A little about the cable news show that I film.
MANHATTAN, NYC- “We’ve come along way since we randomly met at Mac’s. There’s a memoir in there somewhere,” the host of the show said after filming a couple of weeks ago. He was right. It was a bit of a strange journey.
I first met him when filming some stuff about the Covid lockdowns in New York City. A bar in Staten Island refused to close their doors and go quietly out of business. They defied the lockdown orders, served an undercover agent a sandwich, and the bartenders were taken out in handcuffs (seriously). Then all hell broke loose. There were massive protests, arrests, and national news coverage. The bar became a nationwide symbol of resistance to the lockdowns and Covid mandates.
At some point, a Staten Islander with a colorful history on Wall Street jumped into the fray. This dude decided to open a TV studio in the previously empty shop next to the bar to exploit a loophole in NYC’s Covid regime: protected by the first amendment, media were allowed to operate freely.
If you remember, this was the reason why I was able to travel throughout the pandemic without having to be quarantined. Whenever I was asked for my quarantine papers at the airport, I just said, “That doesn’t apply to me, I’m media” and walked away.
So this guy opened the shop next to the bar — which he appropriately called Speakeasy Studios — at the height of the lockdowns and began shooting a comedy show there … a comedy show that had a live studio audience … a live studio audience who were encouraged to drink, eat, and be merry together mask-free and without any social distancing. You see where this was going. It was basically a big middle finger pointed at the mayor and the authorities, who couldn’t do anything about it.
I would go down there and film sometimes, and it was a good taste of normalcy in a city that had otherwise lost its mind.
I didn’t have much to do in the early days of the pandemic, so I just went around and filmed things related to the lockdowns. What was happening had never been done before, and I wanted to document as much of it as possible for posterity … or perhaps a film.
One day I was in Speakeasy Studio filming an interview with one of the owners of Mac’s, and when I was finished turned my camera on the guy who opened the place. We snuck into the bar next door through the basement. The police had previously shut down this place down and nobody was allowed in there. I shot an interview of him standing behind the bar. I didn’t know it at the time but I would be filming this guy for the next three years …
He’s a character. I’ll put it like that. He’s as NYC-Italian as it gets. With his slicked back hair and pinstripe suits and two inch thick wads of cash in his pocket he’s a throwback to another era. Ever see an old gangster film? Well, that’s this guy. He is a jukebox of stories — good ones — and oddly seems to know everyone, regardless of tribe, in the city.He’s also as loyal as they get — almost to a fault — and if he considers you a friend he will go through a wall for you.
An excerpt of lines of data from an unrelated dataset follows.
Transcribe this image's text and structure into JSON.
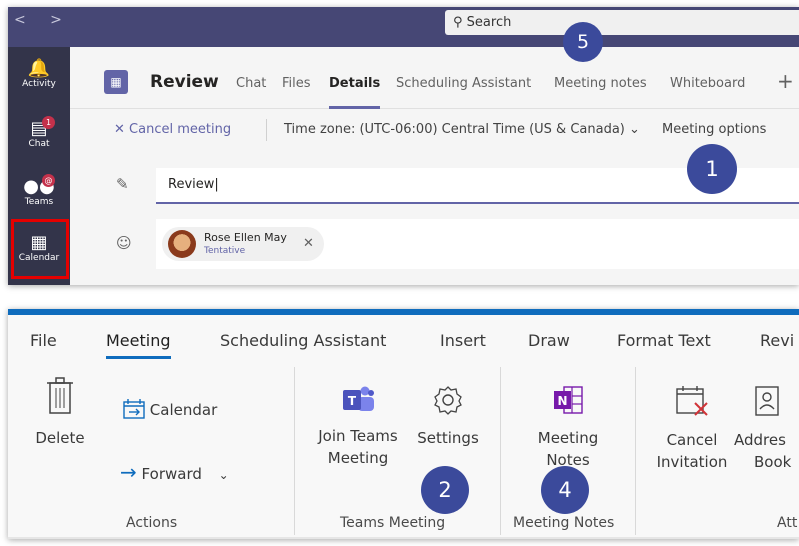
{
  "teams": {
    "nav_arrows": "<  >",
    "search_placeholder": "Search",
    "rail": [
      {
        "label": "Activity",
        "icon": "bell-icon"
      },
      {
        "label": "Chat",
        "icon": "chat-icon",
        "badge": "1"
      },
      {
        "label": "Teams",
        "icon": "teams-icon",
        "badge": "@"
      },
      {
        "label": "Calendar",
        "icon": "calendar-icon"
      }
    ],
    "meeting_title": "Review",
    "tabs": [
      "Chat",
      "Files",
      "Details",
      "Scheduling Assistant",
      "Meeting notes",
      "Whiteboard"
    ],
    "active_tab": "Details",
    "add_tab": "+",
    "cancel_meeting": "Cancel meeting",
    "time_zone": "Time zone: (UTC-06:00) Central Time (US & Canada)",
    "meeting_options": "Meeting options",
    "title_value": "Review",
    "attendee": {
      "name": "Rose Ellen May",
      "status": "Tentative"
    },
    "accent": "#6264a7"
  },
  "ribbon": {
    "tabs": [
      "File",
      "Meeting",
      "Scheduling Assistant",
      "Insert",
      "Draw",
      "Format Text",
      "Revi"
    ],
    "active_tab": "Meeting",
    "buttons": {
      "delete": "Delete",
      "calendar": "Calendar",
      "forward": "Forward",
      "join_teams_1": "Join Teams",
      "join_teams_2": "Meeting",
      "settings": "Settings",
      "meeting_notes_1": "Meeting",
      "meeting_notes_2": "Notes",
      "cancel_1": "Cancel",
      "cancel_2": "Invitation",
      "address_1": "Addres",
      "address_2": "Book"
    },
    "groups": {
      "actions": "Actions",
      "teams_meeting": "Teams Meeting",
      "meeting_notes": "Meeting Notes",
      "attendees": "Att"
    },
    "accent": "#0f6cbd"
  },
  "callouts": [
    "1",
    "2",
    "4",
    "5"
  ],
  "callout_color": "#3b4a9b"
}
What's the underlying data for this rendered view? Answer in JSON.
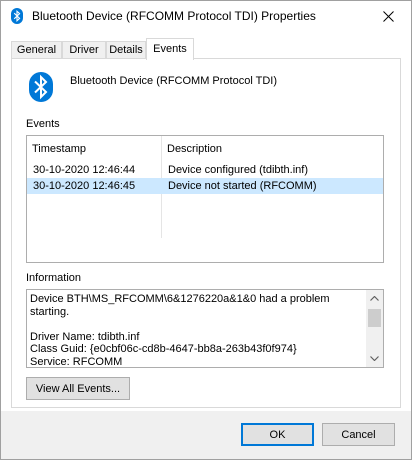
{
  "window": {
    "title": "Bluetooth Device (RFCOMM Protocol TDI) Properties",
    "close_glyph": "✕"
  },
  "tabs": [
    {
      "label": "General",
      "active": false
    },
    {
      "label": "Driver",
      "active": false
    },
    {
      "label": "Details",
      "active": false
    },
    {
      "label": "Events",
      "active": true
    }
  ],
  "device": {
    "name": "Bluetooth Device (RFCOMM Protocol TDI)",
    "icon": "bluetooth-icon",
    "icon_color": "#0078d7"
  },
  "events": {
    "label": "Events",
    "columns": [
      "Timestamp",
      "Description"
    ],
    "rows": [
      {
        "timestamp": "30-10-2020 12:46:44",
        "description": "Device configured (tdibth.inf)",
        "selected": false
      },
      {
        "timestamp": "30-10-2020 12:46:45",
        "description": "Device not started (RFCOMM)",
        "selected": true
      }
    ]
  },
  "information": {
    "label": "Information",
    "text": "Device BTH\\MS_RFCOMM\\6&1276220a&1&0 had a problem starting.\n\nDriver Name: tdibth.inf\nClass Guid: {e0cbf06c-cd8b-4647-bb8a-263b43f0f974}\nService: RFCOMM"
  },
  "buttons": {
    "view_all_events": "View All Events...",
    "ok": "OK",
    "cancel": "Cancel"
  },
  "colors": {
    "selection": "#cce8ff",
    "accent": "#0078d7"
  }
}
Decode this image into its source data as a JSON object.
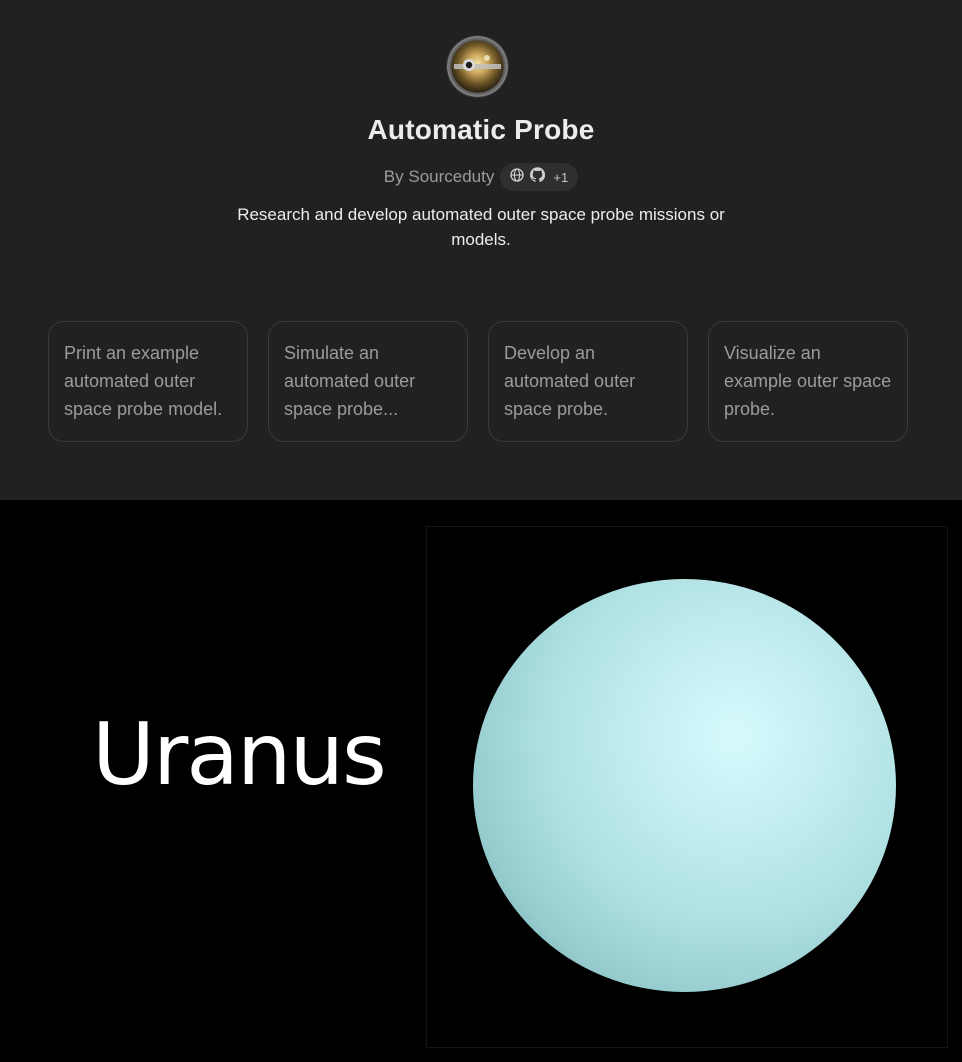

I don’t write people’s names in posts like this, so you will have to put the pieces together yourself (which will be easy to do if you keep reading).
Anyway, he decided he wanted to run for comptroller of NYC so he could cancel and refund everybody’s Covid fines. The city had deputized a mafia of dorks to go around in the streets extracting tribute from small business owners. They’d peak into private establishments trying to spot someone who didn’t have a mask pulled up all the way over their nose or would barge into a restaurant and find someone eating a taco in a back corner and then fine them into oblivion. So this guy was like, someone could just become comptroller and cancel all of this … and he went for it.
And hired me to film him doing it.
So I followed him around for the next year. But his comptroller bid failed on a technicality and he was kicked out of the race.
After that fiasco he reset his sights on what could be called his prime directive: being on TV. He was previously a regular guest on multiple big financial programs and even had his own show a couple of times. Now, he wanted to get back on air and wrote a treatment for a new show.
He showed it to me.
I told him what I thought.
He submitted it to a network.
They said they wanted to see a pilot.
We filmed a pilot.
They accepted the show.
Two years and 84 episodes later it’s bringing in 200,000 viewers per show and is one of the highest rated news programs in the country for its time slot.
The show is rather unique. The first part of it the host and co-host walk around in the streets of New York or some other city talking with people about what they think about current issues in politics, economics, or society and the second part is a sit-down discussion with the host, two cast members, and a guest. The diversity of opinions is what is really interesting about it. The host is basically a libertarian and the guests have ranged from Joe Lieberman to Rudy Giuliani to Barney Frank to former government agents, various political activists, authors, journalists, politicians, a trans-woman, a gay hairdresser, a Donald Trump impersonator, the drummer from Lynyrd Skynyrd. It’s a free for all of different types of people with different ideas and opinions. They sit around a table and hash out their arguments, yell, laugh, and, oddly, by the time it’s over everyone is usually laughing and getting along. You could say that the main theme of the show is finding common ground in a rolling sea of contending opinions, and humor is the adhesive that holds it all together.
It’s called Wise Guys. It’s on Newsmax at 10 pm Saturday Night.